Hawaii’s Department of Health last week announced it had added Amyotrophic Lateral Sclerosis (ALS) to its list of qualifying conditions for medical cannabis use.
ALS is also often referred to as motor neurone disease (MND) or Lou Gehrig’s disease. It’s a condition that impacts on the nervous system, weakening muscles. The disease is progressive and has no cure. Those suffering from the disease eventually lose the ability to speak, eat, move and breathe. Most patients die within 3 – 5 years of the onset of symptoms, but some have been known to live more than 10 years.
While rare, it is the most common degenerative disease of the motor neuron system, with an incidence of around 1–3 cases per 100,000 population per year.
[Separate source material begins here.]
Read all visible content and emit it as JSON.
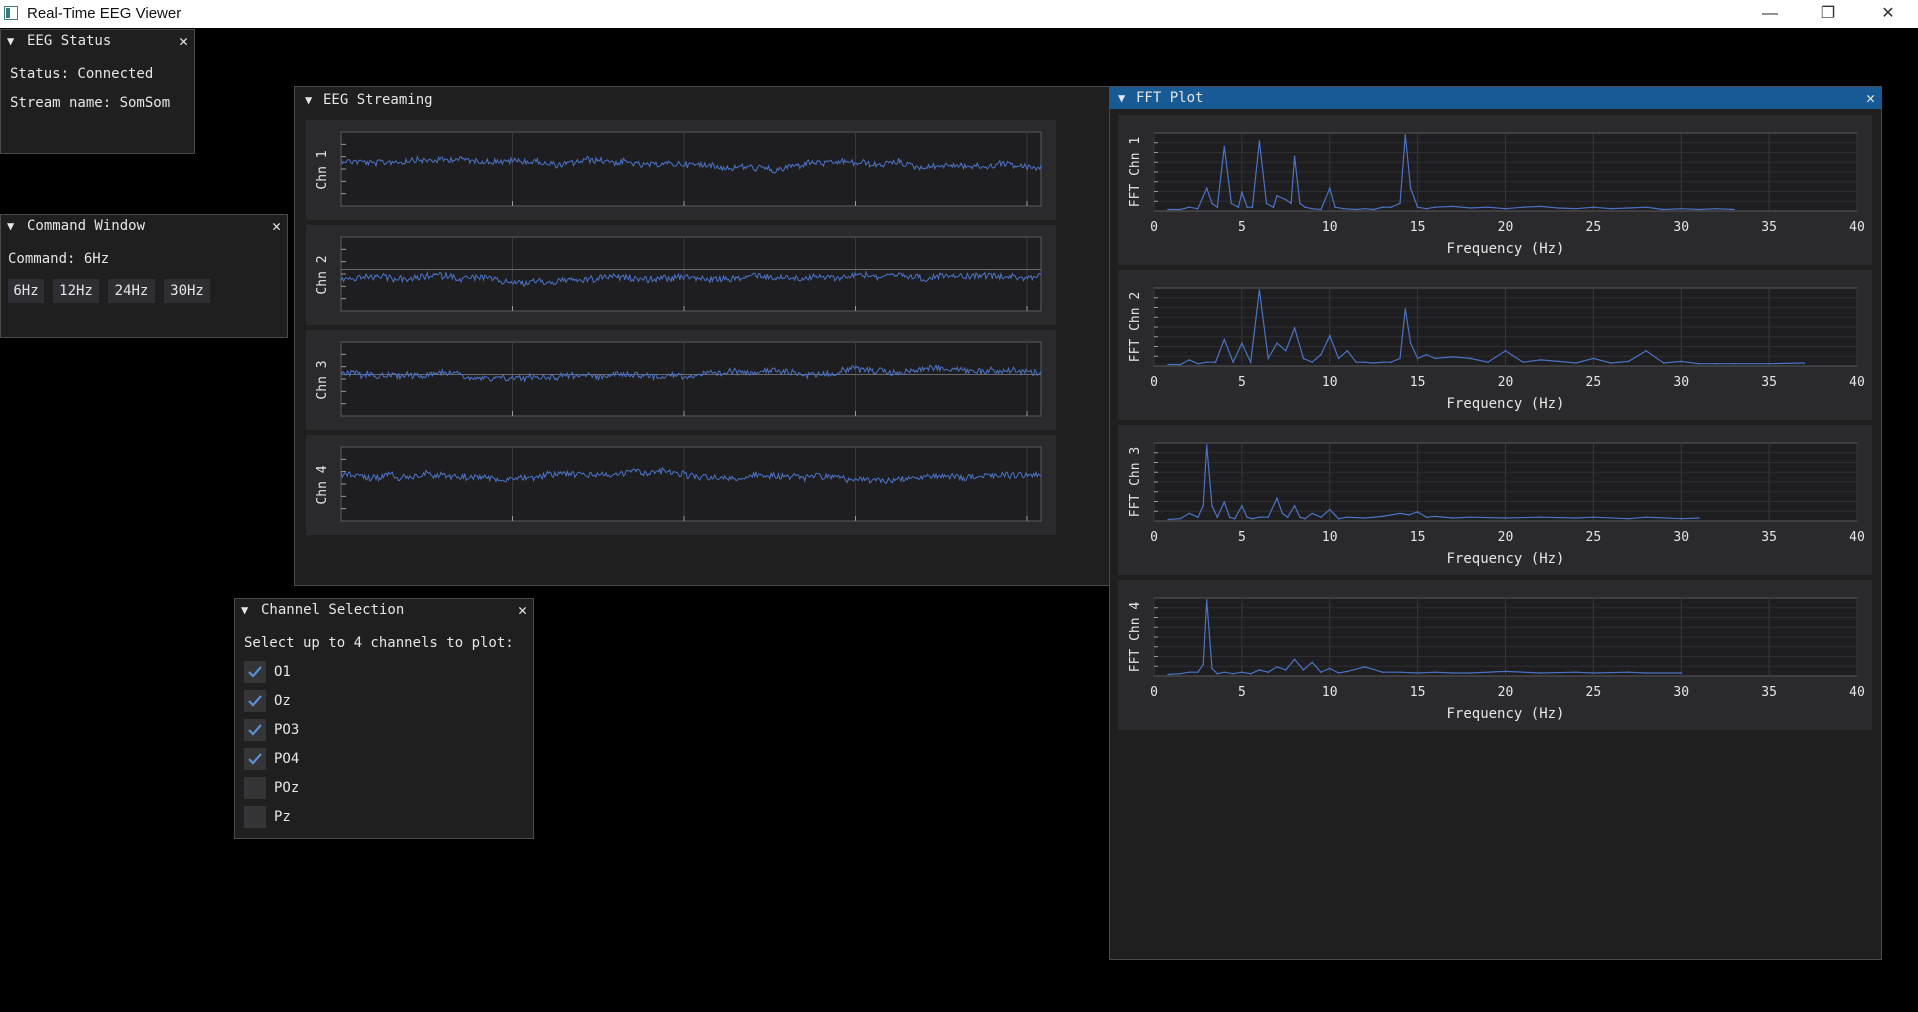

The DOH’s decision was based on review and analysis of written and oral testimony, a public hearing and peer-reviewed scientific evidence.
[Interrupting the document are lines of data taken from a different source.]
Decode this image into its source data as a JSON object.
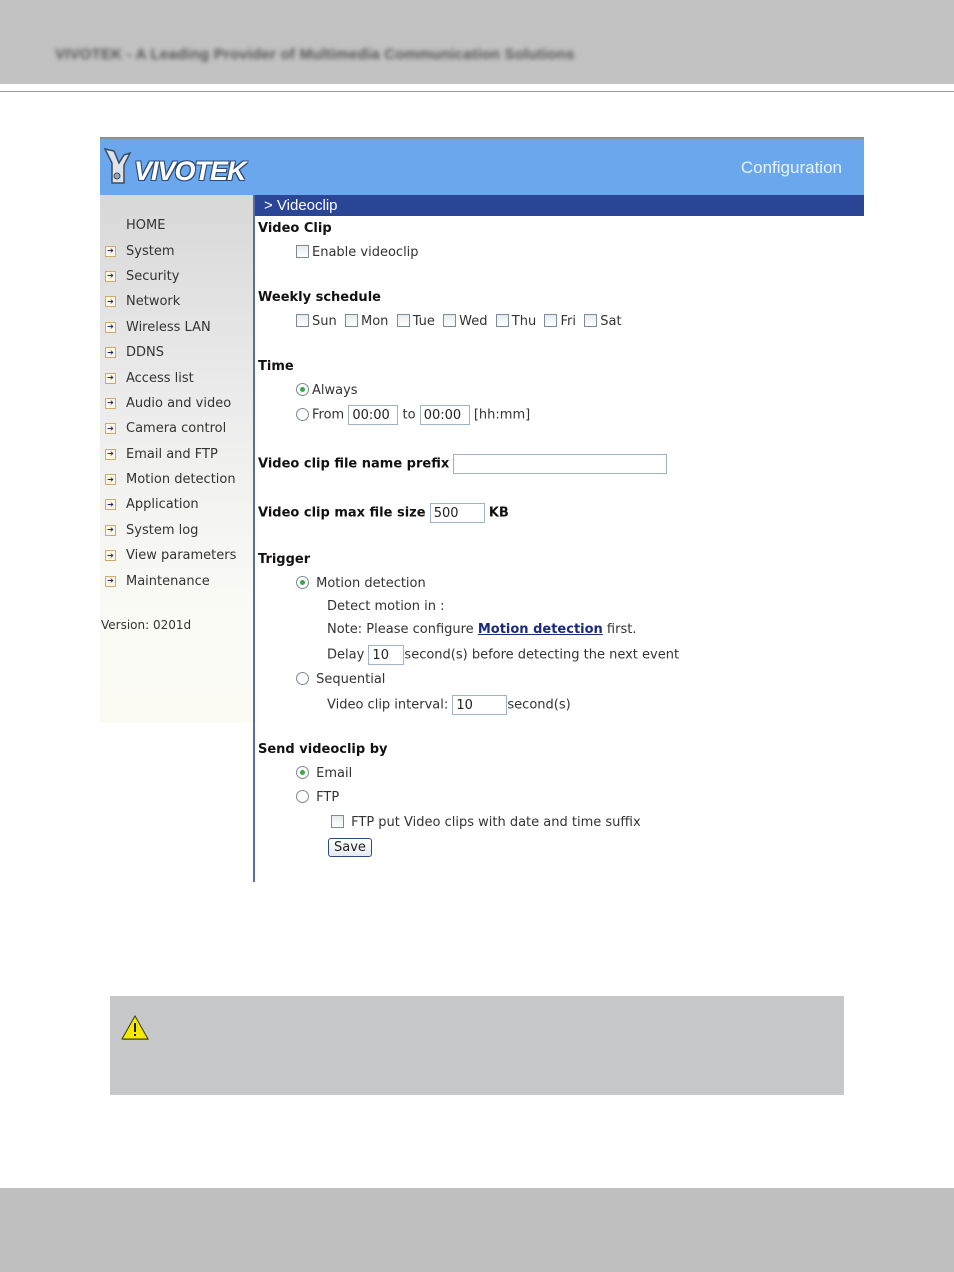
{
  "document": {
    "header_tagline": "VIVOTEK - A Leading Provider of Multimedia Communication Solutions"
  },
  "app": {
    "logo_text": "VIVOTEK",
    "banner_title": "Configuration",
    "section_title": "> Videoclip",
    "accent_color": "#2b4596",
    "banner_color": "#6ba7ec"
  },
  "sidebar": {
    "items": [
      {
        "label": "HOME",
        "icon": "none"
      },
      {
        "label": "System",
        "icon": "arrow-right-icon"
      },
      {
        "label": "Security",
        "icon": "arrow-right-icon"
      },
      {
        "label": "Network",
        "icon": "arrow-right-icon"
      },
      {
        "label": "Wireless LAN",
        "icon": "arrow-right-icon"
      },
      {
        "label": "DDNS",
        "icon": "arrow-right-icon"
      },
      {
        "label": "Access list",
        "icon": "arrow-right-icon"
      },
      {
        "label": "Audio and video",
        "icon": "arrow-right-icon"
      },
      {
        "label": "Camera control",
        "icon": "arrow-right-icon"
      },
      {
        "label": "Email and FTP",
        "icon": "arrow-right-icon"
      },
      {
        "label": "Motion detection",
        "icon": "arrow-right-icon"
      },
      {
        "label": "Application",
        "icon": "arrow-right-icon"
      },
      {
        "label": "System log",
        "icon": "arrow-right-icon"
      },
      {
        "label": "View parameters",
        "icon": "arrow-right-icon"
      },
      {
        "label": "Maintenance",
        "icon": "arrow-right-icon"
      }
    ],
    "version": "Version: 0201d"
  },
  "form": {
    "video_clip": {
      "heading": "Video Clip",
      "enable_label": "Enable videoclip",
      "enable_checked": false
    },
    "weekly_schedule": {
      "heading": "Weekly schedule",
      "days": [
        {
          "label": "Sun",
          "checked": false
        },
        {
          "label": "Mon",
          "checked": false
        },
        {
          "label": "Tue",
          "checked": false
        },
        {
          "label": "Wed",
          "checked": false
        },
        {
          "label": "Thu",
          "checked": false
        },
        {
          "label": "Fri",
          "checked": false
        },
        {
          "label": "Sat",
          "checked": false
        }
      ]
    },
    "time": {
      "heading": "Time",
      "always_label": "Always",
      "always_selected": true,
      "from_label": "From",
      "from_value": "00:00",
      "to_label": "to",
      "to_value": "00:00",
      "format_hint": "[hh:mm]"
    },
    "prefix": {
      "label": "Video clip file name prefix",
      "value": ""
    },
    "max_size": {
      "label": "Video clip max file size",
      "value": "500",
      "unit": "KB"
    },
    "trigger": {
      "heading": "Trigger",
      "motion_label": "Motion detection",
      "motion_selected": true,
      "detect_in_label": "Detect motion in :",
      "note_prefix": "Note: Please configure ",
      "note_link": "Motion detection",
      "note_suffix": " first.",
      "delay_label": "Delay",
      "delay_value": "10",
      "delay_suffix": "second(s) before detecting the next event",
      "sequential_label": "Sequential",
      "sequential_selected": false,
      "interval_label": "Video clip interval:",
      "interval_value": "10",
      "interval_suffix": "second(s)"
    },
    "send_by": {
      "heading": "Send videoclip by",
      "email_label": "Email",
      "email_selected": true,
      "ftp_label": "FTP",
      "ftp_selected": false,
      "ftp_suffix_label": "FTP put Video clips with date and time suffix",
      "ftp_suffix_checked": false
    },
    "save_label": "Save"
  },
  "note_box": {
    "icon": "warning-icon"
  }
}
“Although the Hawaii Department of Health found little evidence to support the value of medical cannabis for ALS; DOH determined medical cannabis may be appropriate for patients diagnosed with ALS after receiving a comprehensive assessment by a patient’s physician or APRN and a risk-benefit discussion,” says a statement from the Department.
While the DOH aren’t particularly bullish on the potential for cannabis in treating ALS patients, a study review published earlier this year in the journal Neural Generation Research offered hope:
“..there is a valid rationale to propose the use of cannabinoid compounds in the pharmacological management of ALS patients. Cannabinoids indeed are able to delay ALS progression and prolong survival.”
However, the review authors note most of the studies examined related to investigating the neuroprotective potential of cannabis compounds and were performed in animal models. The few human clinical trials of cannabis-based medicines were focused only on the alleviation of ALS-related symptoms, not on the control of disease progression.
29 states and U.S. jurisdictions permit medical cannabis and of those, 19 include ALS as a qualifying health condition for programs.
Hawaii’s decision was a result of a petitioning process. Another condition submitted for consideration was general anxiety disorder (GAD), which was declined due to what the DOH says was inconclusive medical evidence cannabis has beneficial use in the treatment or alleviation of symptoms of anxiety, social phobia and social anxiety disorder (SAD), and no evidence specifically related to general anxiety disorder.
Medical cannabis has been legal in Hawaii for many years. 19,190 patients were registered as at the end of September this year.